Even a passing glance at his online art portfolio reveals that the artist has an exceptionally distinctive take on what a “simple world” means. The portfolio, separated into sections of watercolor, drawings, digital/mixed media, collaborations, sculptures, comics, gallery installations/public art and more, boasts of eclectic and expressive pieces that most people could not possibly have the imaginative capacity to envision. Nevertheless, through his talent and creativity, Chiu makes these ideas available for all to enjoy because cartoons “are easy to understand and enjoyed by all cultures, ages, sexes, etc.”
“I find cartooning to be the most universal form of art. Cartooning is a language of symbols. I enjoy how many different ways there are to draw eyes, hands, water, shoes, etc. Each cartoonist seems to have his/her own personal style and visual vocabulary. I enjoy how images and patterns are borrowed, shared and reinvented amongst artists,” explains Chiu.
Chiu says he has trained himself to be able to draw even on moving trains, cars and buses. More or less, he can work on his art everywhere. But, he prefers to work in coffee shops. “I really like listening in on other people’s conversations,” admits Chiu. When he’s not eavesdropping, he listens to KXLU, NPR or Beirut Station on Pandora Radio.
His time not allotted to art is devoted to his wife, A’misa Chiu, and their beagle Sumo Dog, in addition to a quest to understand his spirituality. Interested in comparative religion, he reads works by Huston Smith and Joseph Campbell. As most of his drawings are “automatic, stream of consciousness” based, if he does mention religion or politics, it’s usually of that moment and “in a subconscious way,” says Chiu.
When asked if he ever hesitates or second-guesses his chosen path in life, Chiu answers that he cannot imagine not producing art on a regular basis. Because he doesn’t have any other marketable skills, at this point in his life, he doesn’t know what else he would even be able to do.

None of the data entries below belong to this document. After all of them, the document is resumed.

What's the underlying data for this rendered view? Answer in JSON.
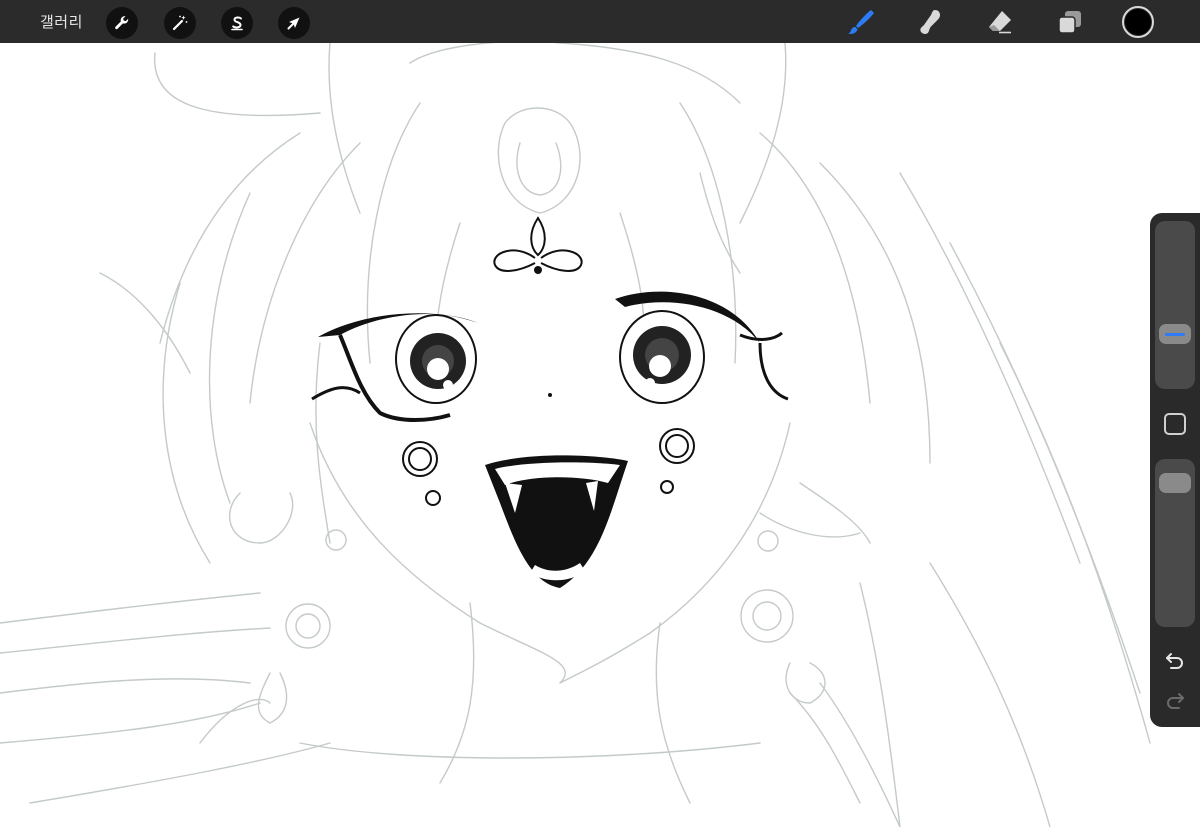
{
  "toolbar": {
    "gallery_label": "갤러리",
    "left_tools": [
      {
        "name": "actions",
        "icon": "wrench-icon"
      },
      {
        "name": "adjustments",
        "icon": "magic-wand-icon"
      },
      {
        "name": "selection",
        "icon": "selection-s-icon"
      },
      {
        "name": "transform",
        "icon": "arrow-cursor-icon"
      }
    ],
    "right_tools": [
      {
        "name": "brush",
        "icon": "brush-icon",
        "active": true
      },
      {
        "name": "smudge",
        "icon": "smudge-finger-icon",
        "active": false
      },
      {
        "name": "eraser",
        "icon": "eraser-icon",
        "active": false
      },
      {
        "name": "layers",
        "icon": "layers-icon",
        "active": false
      }
    ],
    "current_color": "#000000",
    "accent_color": "#2d7cf6"
  },
  "sidebar": {
    "brush_size_level": 0.29,
    "opacity_level": 0.93,
    "modify_icon": "square-icon",
    "undo_icon": "undo-icon",
    "redo_icon": "redo-icon"
  },
  "canvas": {
    "artwork": "sketch-illustration"
  }
}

“I feel like I was born to draw and paint,” says Chiu, who has also worked in coffee shops and as a book shelver at a library. “I see it as a life calling. Drawing and painting comes as naturally to me as pooping or peeing.”
Chiu has barely made any profit on his art. So, he certainly isn’t in it for the money. But despite what others may say about art as an unsuitable career or budget cuts resulting in dwindling art programs, Chiu believes people will create art, regardless.
He gives a list of his own mantras as advice to those who wish to pursue a career in art, as well as others who are not as artistically inclined. Each mantra is indisputable and resonates in his art and lifestyle:
“Be kind to one another. Stay healthy, eat right. Respect the elderly. Forgive people. No one’s perfect. Stop driving. Share your wealth. Stop caring so much about money. Grow your own food. Make art. Make music. Enjoy life.”
To take a complete look at Alex’s portfolio and for more information, visit Alexdoodles.com.